I don’t eat, read and sleep science because I think we need more engineers. I don’t teach science because it may someday produce graduates who could be good for the economy. We seem to have been down that road before and it didn’t quite work out too well.

I like science (in fact let’s be honest about it – I love science) because of the sense of wonder and awe it leaves me with. And the more I know the more amazed I get. I’m still learning basic biology – up until now it has mainly been just enough to teach with, so when I teach about the cell at junior cert level I stick up a diagram on the board and go through the main parts of the cell and their functions. What a disaster. What a disservice to my students. I may not know all that goes on inside the cell, and they may not need to know, but at the very least they do need to appreciate the complexity, the incredible organisation and the beauty of the cell. Which is why we need artists.

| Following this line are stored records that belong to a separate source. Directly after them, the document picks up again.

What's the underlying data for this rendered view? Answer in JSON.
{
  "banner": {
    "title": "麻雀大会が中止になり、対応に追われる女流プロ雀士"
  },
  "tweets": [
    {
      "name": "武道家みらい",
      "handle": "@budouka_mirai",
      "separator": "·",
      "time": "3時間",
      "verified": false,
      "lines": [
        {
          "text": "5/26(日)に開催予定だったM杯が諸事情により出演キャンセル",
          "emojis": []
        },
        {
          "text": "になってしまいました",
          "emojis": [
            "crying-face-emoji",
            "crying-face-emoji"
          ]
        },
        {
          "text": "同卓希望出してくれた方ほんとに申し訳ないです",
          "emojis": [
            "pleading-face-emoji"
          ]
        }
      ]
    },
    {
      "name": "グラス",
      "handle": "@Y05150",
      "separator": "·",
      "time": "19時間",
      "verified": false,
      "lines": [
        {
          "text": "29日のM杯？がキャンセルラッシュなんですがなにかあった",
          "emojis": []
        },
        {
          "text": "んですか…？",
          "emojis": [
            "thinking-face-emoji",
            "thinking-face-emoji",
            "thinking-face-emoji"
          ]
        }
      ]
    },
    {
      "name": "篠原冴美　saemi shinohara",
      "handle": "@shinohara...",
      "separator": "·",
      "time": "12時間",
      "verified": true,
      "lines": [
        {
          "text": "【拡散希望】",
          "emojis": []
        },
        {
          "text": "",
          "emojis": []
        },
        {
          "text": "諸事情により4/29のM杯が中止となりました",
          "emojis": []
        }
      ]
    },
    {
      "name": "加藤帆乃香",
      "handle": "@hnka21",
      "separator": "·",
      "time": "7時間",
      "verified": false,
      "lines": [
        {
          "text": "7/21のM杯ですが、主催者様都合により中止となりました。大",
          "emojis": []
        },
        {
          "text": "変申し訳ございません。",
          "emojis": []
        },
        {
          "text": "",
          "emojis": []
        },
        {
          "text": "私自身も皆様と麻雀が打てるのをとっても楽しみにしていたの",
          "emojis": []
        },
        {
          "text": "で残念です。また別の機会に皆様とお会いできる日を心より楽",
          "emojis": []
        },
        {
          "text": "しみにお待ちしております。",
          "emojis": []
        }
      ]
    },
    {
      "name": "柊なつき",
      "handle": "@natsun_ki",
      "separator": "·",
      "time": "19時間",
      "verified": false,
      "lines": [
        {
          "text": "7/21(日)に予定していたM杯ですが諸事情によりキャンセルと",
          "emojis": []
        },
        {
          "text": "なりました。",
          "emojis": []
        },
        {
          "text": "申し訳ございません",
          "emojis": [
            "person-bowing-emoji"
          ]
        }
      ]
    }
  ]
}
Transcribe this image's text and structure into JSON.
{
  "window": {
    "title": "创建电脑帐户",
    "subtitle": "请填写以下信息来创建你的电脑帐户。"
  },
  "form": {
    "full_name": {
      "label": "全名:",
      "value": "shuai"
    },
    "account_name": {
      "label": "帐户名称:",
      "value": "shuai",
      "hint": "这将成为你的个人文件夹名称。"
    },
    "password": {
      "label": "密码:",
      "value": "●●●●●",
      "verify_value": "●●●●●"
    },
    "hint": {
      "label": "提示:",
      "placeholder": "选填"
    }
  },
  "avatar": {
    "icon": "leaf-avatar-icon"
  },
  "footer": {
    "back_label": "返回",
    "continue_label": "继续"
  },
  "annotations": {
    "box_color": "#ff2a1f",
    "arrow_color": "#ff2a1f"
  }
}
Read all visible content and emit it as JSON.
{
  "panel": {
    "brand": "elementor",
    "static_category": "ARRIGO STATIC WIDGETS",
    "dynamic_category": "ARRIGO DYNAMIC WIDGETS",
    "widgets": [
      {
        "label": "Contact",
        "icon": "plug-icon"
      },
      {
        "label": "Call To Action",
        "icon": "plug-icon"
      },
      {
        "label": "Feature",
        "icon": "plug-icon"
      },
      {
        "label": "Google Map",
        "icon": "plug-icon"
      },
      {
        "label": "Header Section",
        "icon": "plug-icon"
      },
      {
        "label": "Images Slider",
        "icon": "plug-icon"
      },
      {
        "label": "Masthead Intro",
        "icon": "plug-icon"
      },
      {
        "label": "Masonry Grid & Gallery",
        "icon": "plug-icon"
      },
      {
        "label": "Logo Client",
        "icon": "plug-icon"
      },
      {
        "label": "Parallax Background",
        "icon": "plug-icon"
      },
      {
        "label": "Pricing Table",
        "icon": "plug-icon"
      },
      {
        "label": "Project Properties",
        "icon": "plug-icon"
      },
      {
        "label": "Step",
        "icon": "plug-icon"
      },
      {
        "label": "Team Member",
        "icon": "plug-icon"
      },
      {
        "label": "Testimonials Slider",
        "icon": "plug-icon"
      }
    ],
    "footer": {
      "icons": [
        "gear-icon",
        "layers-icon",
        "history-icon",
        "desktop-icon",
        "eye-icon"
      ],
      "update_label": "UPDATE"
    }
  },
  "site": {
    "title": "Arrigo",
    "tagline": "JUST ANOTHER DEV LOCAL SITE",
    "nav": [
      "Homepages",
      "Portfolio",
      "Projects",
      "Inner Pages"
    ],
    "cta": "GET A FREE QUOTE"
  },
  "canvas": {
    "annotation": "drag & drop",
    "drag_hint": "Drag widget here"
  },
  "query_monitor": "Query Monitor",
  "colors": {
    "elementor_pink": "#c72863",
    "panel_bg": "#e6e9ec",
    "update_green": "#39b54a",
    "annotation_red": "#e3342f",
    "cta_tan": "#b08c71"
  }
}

I have seen Harvard University’s The Inner Life of the Cell many times, and have never failed to be blown away by it, but recently watched one of the animators give a talk on TED, explaining the background to the production. It’s well worth watching.

 They finish up with a 3 minute clip from an ABC news report on the animation. As the anchor-guy says; it makes you want to go back and take Biology.

 Now that’s what I’m talking about.

The Inner Life of The Cell

ABC news report

David Bolinsky on TED

Finally there is a three hour documentary going from the history of the discovery of the cell right up to the present day where scientists are almost at the stage where they can manuafcture cells on demand (once agian scientists need outside help to guide them methinks).

Like, why would you watch Cornation Street of an evening when you could get all the drama here?

 All the above clips can now be accessed from the livingthings webpage of


Exploring the ocean’s hidden worlds


Another wonderful story from the World of Science:

Ocean explorer Robert Ballard takes us on a mindbending trip to hidden worlds underwater, where he and other researchers are finding unexpected life, resources, even new mountains.

I am very ignorant of what’s out there in the deep blue briny, but I do know of two wonderful sources of information in this regard; Redmond O’ Hanlon’s Trawler and Bill Bryson’s A Short History of Nearly Everything (get the illustrated version – it’s well worth the extra expense).

Ten Great Ideas

Been thinking about my previous posting.

What are the ten great ideas in Science that we don’t emphasise?

The average student remembers bugger-all about science, but if we were told there were ten things that a student had to remember, what would they be?

1. Kinetic Theory – Everything is made up of atoms and vibrate at temperatures above -273 degrees Celsius.

2. Evolution

 3. Global Warming

4. Each atom is 99.9999% empty, and so therefore all objects which appear solid are almost completely empty space.

5. Deep Time: The age of the universe, the age of the Earth, the age of first life, and the age of humans

6. Science does not offer Absolute Proof

7. Fundamental Attribution Theory: Humans are genetically hard-wired to apportion blame for our own mistakes to others while wishing to take the credit for achievements which are outside our control.

8. Quantum Theory

9. What Science doesn’t know

10. Mass Extinctions